Dataset entries =>
━━━━━━━━━━━━━━━━

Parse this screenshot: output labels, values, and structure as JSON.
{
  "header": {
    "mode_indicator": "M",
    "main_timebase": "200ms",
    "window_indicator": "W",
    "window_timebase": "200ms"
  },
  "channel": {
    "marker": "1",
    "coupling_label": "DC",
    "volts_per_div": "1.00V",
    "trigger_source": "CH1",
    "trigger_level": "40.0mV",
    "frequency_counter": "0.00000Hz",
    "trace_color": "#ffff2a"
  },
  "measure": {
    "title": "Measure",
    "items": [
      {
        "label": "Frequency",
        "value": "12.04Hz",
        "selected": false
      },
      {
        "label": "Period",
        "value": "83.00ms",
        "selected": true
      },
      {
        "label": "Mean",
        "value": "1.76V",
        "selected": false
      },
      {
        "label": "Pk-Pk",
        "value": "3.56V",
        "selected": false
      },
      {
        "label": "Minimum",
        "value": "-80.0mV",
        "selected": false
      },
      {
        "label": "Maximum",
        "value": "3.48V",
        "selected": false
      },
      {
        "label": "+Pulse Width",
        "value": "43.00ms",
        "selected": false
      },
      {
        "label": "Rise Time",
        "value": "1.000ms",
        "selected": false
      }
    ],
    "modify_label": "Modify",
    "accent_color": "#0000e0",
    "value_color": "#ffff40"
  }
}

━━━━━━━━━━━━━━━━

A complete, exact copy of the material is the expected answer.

Exercise response =>
Parse this screenshot: output labels, values, and structure as JSON.
{
  "header": {
    "mode_indicator": "M",
    "main_timebase": "200ms",
    "window_indicator": "W",
    "window_timebase": "200ms"
  },
  "channel": {
    "marker": "1",
    "coupling_label": "DC",
    "volts_per_div": "1.00V",
    "trigger_source": "CH1",
    "trigger_level": "40.0mV",
    "frequency_counter": "0.00000Hz",
    "trace_color": "#ffff2a"
  },
  "measure": {
    "title": "Measure",
    "items": [
      {
        "label": "Frequency",
        "value": "12.04Hz",
        "selected": false
      },
      {
        "label": "Period",
        "value": "83.00ms",
        "selected": true
      },
      {
        "label": "Mean",
        "value": "1.76V",
        "selected": false
      },
      {
        "label": "Pk-Pk",
        "value": "3.56V",
        "selected": false
      },
      {
        "label": "Minimum",
        "value": "-80.0mV",
        "selected": false
      },
      {
        "label": "Maximum",
        "value": "3.48V",
        "selected": false
      },
      {
        "label": "+Pulse Width",
        "value": "43.00ms",
        "selected": false
      },
      {
        "label": "Rise Time",
        "value": "1.000ms",
        "selected": false
      }
    ],
    "modify_label": "Modify",
    "accent_color": "#0000e0",
    "value_color": "#ffff40"
  }
}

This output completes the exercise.